(Page and application data records)
-----

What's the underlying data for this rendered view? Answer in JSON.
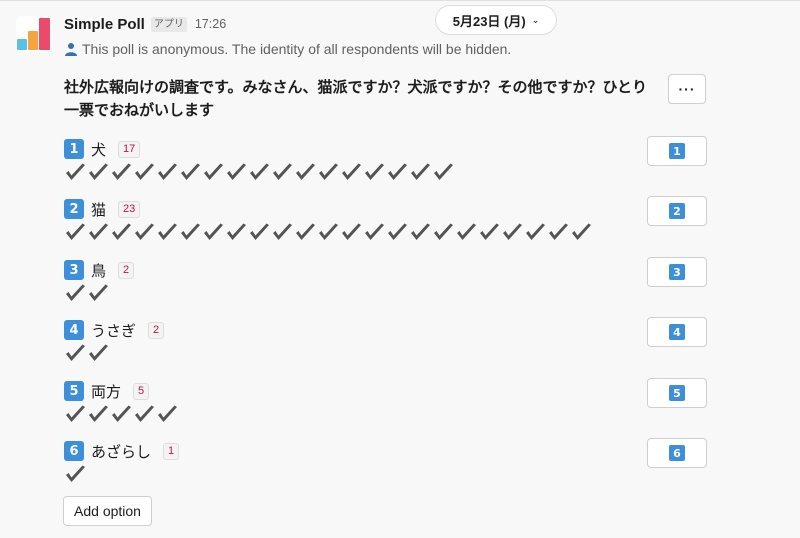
{
  "message": {
    "app_name": "Simple Poll",
    "app_badge": "アプリ",
    "time": "17:26",
    "date_divider": "5月23日 (月)",
    "anonymous_notice": "This poll is anonymous. The identity of all respondents will be hidden.",
    "question": "社外広報向けの調査です。みなさん、猫派ですか？犬派ですか？その他ですか？ひとり一票でおねがいします",
    "more_button_label": "···"
  },
  "options": [
    {
      "number": "1",
      "label": "犬",
      "count": "17",
      "votes": 17
    },
    {
      "number": "2",
      "label": "猫",
      "count": "23",
      "votes": 23
    },
    {
      "number": "3",
      "label": "鳥",
      "count": "2",
      "votes": 2
    },
    {
      "number": "4",
      "label": "うさぎ",
      "count": "2",
      "votes": 2
    },
    {
      "number": "5",
      "label": "両方",
      "count": "5",
      "votes": 5
    },
    {
      "number": "6",
      "label": "あざらし",
      "count": "1",
      "votes": 1
    }
  ],
  "add_option_label": "Add option",
  "icons": {
    "person": "person-icon",
    "check": "heavy-check-icon",
    "chevron": "chevron-down-icon"
  },
  "colors": {
    "keycap": "#3d8fd9",
    "count_text": "#c01343",
    "check": "#545454"
  }
}
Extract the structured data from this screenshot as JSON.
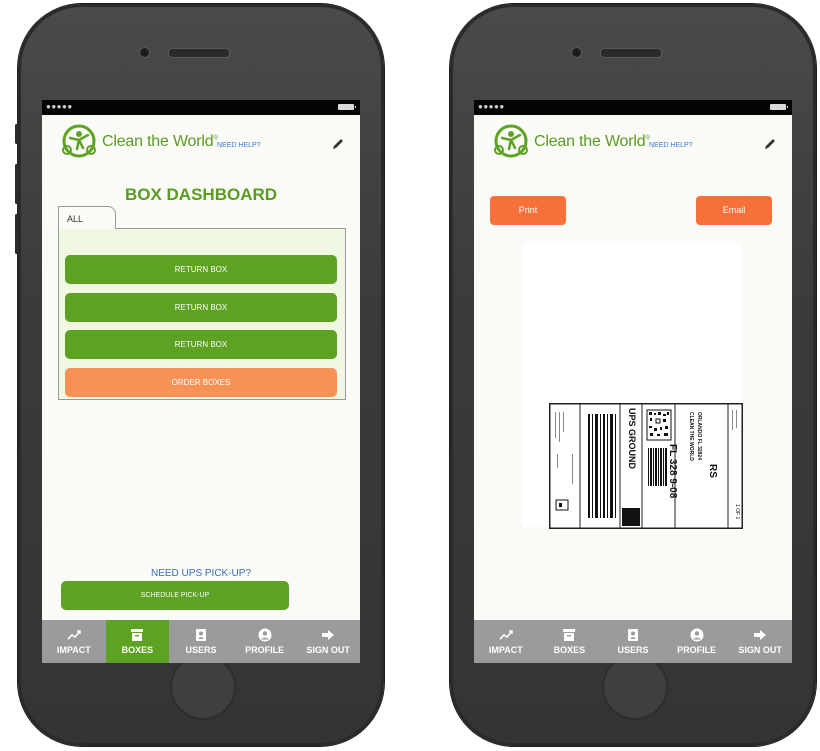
{
  "left_screen": {
    "brand": "Clean the World",
    "help": "NEED HELP?",
    "title": "BOX DASHBOARD",
    "tab": "ALL",
    "buttons": [
      "RETURN BOX",
      "RETURN BOX",
      "RETURN BOX"
    ],
    "order": "ORDER BOXES",
    "ups_prompt": "NEED UPS PICK-UP?",
    "schedule": "SCHEDULE PICK-UP",
    "nav": [
      {
        "label": "IMPACT",
        "icon": "trend-icon"
      },
      {
        "label": "BOXES",
        "icon": "archive-icon"
      },
      {
        "label": "USERS",
        "icon": "contact-icon"
      },
      {
        "label": "PROFILE",
        "icon": "user-circle-icon"
      },
      {
        "label": "SIGN OUT",
        "icon": "sign-out-icon"
      }
    ],
    "active_nav": "BOXES"
  },
  "right_screen": {
    "brand": "Clean the World",
    "help": "NEED HELP?",
    "print": "Print",
    "email": "Email",
    "label_text": {
      "service": "UPS GROUND",
      "zip_route": "FL 328 9-08",
      "to_line1": "CLEAN THE WORLD",
      "to_line2": "ORLANDO FL 32824",
      "weight": "1 OF 1",
      "rs": "RS"
    },
    "nav": [
      {
        "label": "IMPACT",
        "icon": "trend-icon"
      },
      {
        "label": "BOXES",
        "icon": "archive-icon"
      },
      {
        "label": "USERS",
        "icon": "contact-icon"
      },
      {
        "label": "PROFILE",
        "icon": "user-circle-icon"
      },
      {
        "label": "SIGN OUT",
        "icon": "sign-out-icon"
      }
    ]
  },
  "colors": {
    "brand_green": "#5ea224",
    "accent_orange": "#f79257",
    "print_orange": "#f7703a",
    "link_blue": "#3a7bd5"
  }
}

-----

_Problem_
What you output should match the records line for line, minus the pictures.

_Written answer_
What's the underlying data for this rendered view? Answer in JSON.
{
  "message": {
    "app_name": "Simple Poll",
    "app_badge": "アプリ",
    "time": "17:26",
    "date_divider": "5月23日 (月)",
    "anonymous_notice": "This poll is anonymous. The identity of all respondents will be hidden.",
    "question": "社外広報向けの調査です。みなさん、猫派ですか？犬派ですか？その他ですか？ひとり一票でおねがいします",
    "more_button_label": "···"
  },
  "options": [
    {
      "number": "1",
      "label": "犬",
      "count": "17",
      "votes": 17
    },
    {
      "number": "2",
      "label": "猫",
      "count": "23",
      "votes": 23
    },
    {
      "number": "3",
      "label": "鳥",
      "count": "2",
      "votes": 2
    },
    {
      "number": "4",
      "label": "うさぎ",
      "count": "2",
      "votes": 2
    },
    {
      "number": "5",
      "label": "両方",
      "count": "5",
      "votes": 5
    },
    {
      "number": "6",
      "label": "あざらし",
      "count": "1",
      "votes": 1
    }
  ],
  "add_option_label": "Add option",
  "icons": {
    "person": "person-icon",
    "check": "heavy-check-icon",
    "chevron": "chevron-down-icon"
  },
  "colors": {
    "keycap": "#3d8fd9",
    "count_text": "#c01343",
    "check": "#545454"
  }
}
Extract the structured data from this screenshot as JSON.
{
  "left_screen": {
    "brand": "Clean the World",
    "help": "NEED HELP?",
    "title": "BOX DASHBOARD",
    "tab": "ALL",
    "buttons": [
      "RETURN BOX",
      "RETURN BOX",
      "RETURN BOX"
    ],
    "order": "ORDER BOXES",
    "ups_prompt": "NEED UPS PICK-UP?",
    "schedule": "SCHEDULE PICK-UP",
    "nav": [
      {
        "label": "IMPACT",
        "icon": "trend-icon"
      },
      {
        "label": "BOXES",
        "icon": "archive-icon"
      },
      {
        "label": "USERS",
        "icon": "contact-icon"
      },
      {
        "label": "PROFILE",
        "icon": "user-circle-icon"
      },
      {
        "label": "SIGN OUT",
        "icon": "sign-out-icon"
      }
    ],
    "active_nav": "BOXES"
  },
  "right_screen": {
    "brand": "Clean the World",
    "help": "NEED HELP?",
    "print": "Print",
    "email": "Email",
    "label_text": {
      "service": "UPS GROUND",
      "zip_route": "FL 328 9-08",
      "to_line1": "CLEAN THE WORLD",
      "to_line2": "ORLANDO FL 32824",
      "weight": "1 OF 1",
      "rs": "RS"
    },
    "nav": [
      {
        "label": "IMPACT",
        "icon": "trend-icon"
      },
      {
        "label": "BOXES",
        "icon": "archive-icon"
      },
      {
        "label": "USERS",
        "icon": "contact-icon"
      },
      {
        "label": "PROFILE",
        "icon": "user-circle-icon"
      },
      {
        "label": "SIGN OUT",
        "icon": "sign-out-icon"
      }
    ]
  },
  "colors": {
    "brand_green": "#5ea224",
    "accent_orange": "#f79257",
    "print_orange": "#f7703a",
    "link_blue": "#3a7bd5"
  }
}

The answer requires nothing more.